-- Assigned task --
Word for word, copy out the data below, omitting pictures.

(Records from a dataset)

BEGIN

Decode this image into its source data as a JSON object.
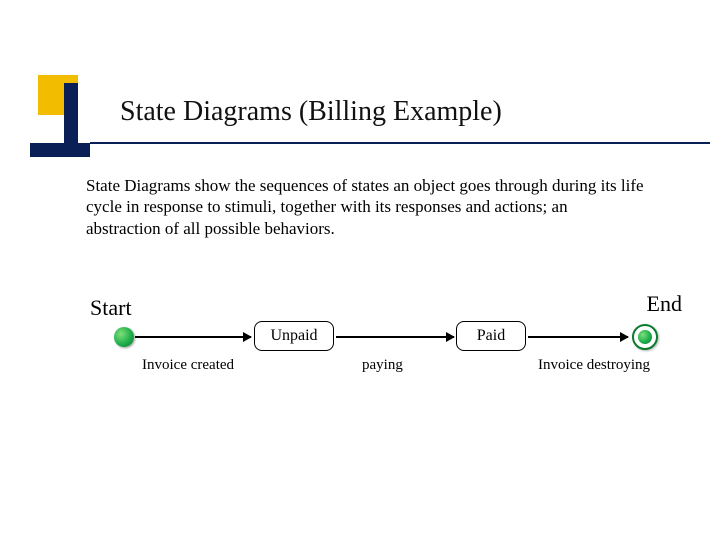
{
  "title": "State Diagrams (Billing Example)",
  "description": "State Diagrams show the sequences of states an object goes through during its life cycle in response to stimuli, together with its responses and actions; an abstraction of all possible behaviors.",
  "diagram": {
    "start_label": "Start",
    "end_label": "End",
    "states": {
      "unpaid": "Unpaid",
      "paid": "Paid"
    },
    "transitions": {
      "t1": "Invoice created",
      "t2": "paying",
      "t3": "Invoice destroying"
    }
  }
}
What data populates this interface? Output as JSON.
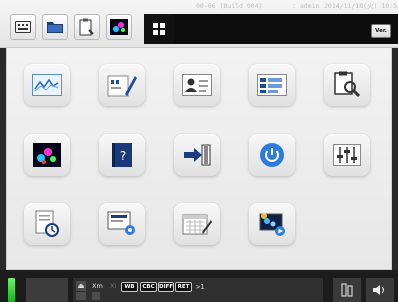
{
  "header": {
    "build_text": "00-06 (Build 004)",
    "user_text": ": admin",
    "datetime_text": "2014/11/18(火) 10:53",
    "version_button": "Ver.",
    "toolbar_icons": [
      "keyboard-icon",
      "folder-icon",
      "clipboard-icon",
      "spectrum-icon"
    ],
    "home_icon": "apps-grid-icon"
  },
  "menu": {
    "tiles": [
      {
        "icon": "waveform-chart-icon"
      },
      {
        "icon": "test-edit-icon"
      },
      {
        "icon": "patient-card-icon"
      },
      {
        "icon": "list-editor-icon"
      },
      {
        "icon": "report-search-icon"
      },
      {
        "icon": "spectrum-display-icon"
      },
      {
        "icon": "help-manual-icon"
      },
      {
        "icon": "logout-icon"
      },
      {
        "icon": "power-icon"
      },
      {
        "icon": "equalizer-settings-icon"
      },
      {
        "icon": "document-timer-icon"
      },
      {
        "icon": "monitor-settings-icon"
      },
      {
        "icon": "calendar-schedule-icon"
      },
      {
        "icon": "video-playback-icon"
      }
    ]
  },
  "footer": {
    "abbr_xm": "Xm",
    "abbr_dim": "Xi",
    "mode_buttons": [
      "WB",
      "CBC",
      "DIFF",
      "RET"
    ],
    "prompt": ">1",
    "colors": {
      "lamp": "#2fd32f",
      "background": "#1c1c1c"
    }
  }
}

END

-- Task response --
Decode this image into its source data as a JSON object.
{
  "title": "State Diagrams (Billing Example)",
  "description": "State Diagrams show the sequences of states an object goes through during its life cycle in response to stimuli, together with its responses and actions; an abstraction of all possible behaviors.",
  "diagram": {
    "start_label": "Start",
    "end_label": "End",
    "states": {
      "unpaid": "Unpaid",
      "paid": "Paid"
    },
    "transitions": {
      "t1": "Invoice created",
      "t2": "paying",
      "t3": "Invoice destroying"
    }
  }
}
What data populates this interface? Output as JSON.
{
  "header": {
    "build_text": "00-06 (Build 004)",
    "user_text": ": admin",
    "datetime_text": "2014/11/18(火) 10:53",
    "version_button": "Ver.",
    "toolbar_icons": [
      "keyboard-icon",
      "folder-icon",
      "clipboard-icon",
      "spectrum-icon"
    ],
    "home_icon": "apps-grid-icon"
  },
  "menu": {
    "tiles": [
      {
        "icon": "waveform-chart-icon"
      },
      {
        "icon": "test-edit-icon"
      },
      {
        "icon": "patient-card-icon"
      },
      {
        "icon": "list-editor-icon"
      },
      {
        "icon": "report-search-icon"
      },
      {
        "icon": "spectrum-display-icon"
      },
      {
        "icon": "help-manual-icon"
      },
      {
        "icon": "logout-icon"
      },
      {
        "icon": "power-icon"
      },
      {
        "icon": "equalizer-settings-icon"
      },
      {
        "icon": "document-timer-icon"
      },
      {
        "icon": "monitor-settings-icon"
      },
      {
        "icon": "calendar-schedule-icon"
      },
      {
        "icon": "video-playback-icon"
      }
    ]
  },
  "footer": {
    "abbr_xm": "Xm",
    "abbr_dim": "Xi",
    "mode_buttons": [
      "WB",
      "CBC",
      "DIFF",
      "RET"
    ],
    "prompt": ">1",
    "colors": {
      "lamp": "#2fd32f",
      "background": "#1c1c1c"
    }
  }
}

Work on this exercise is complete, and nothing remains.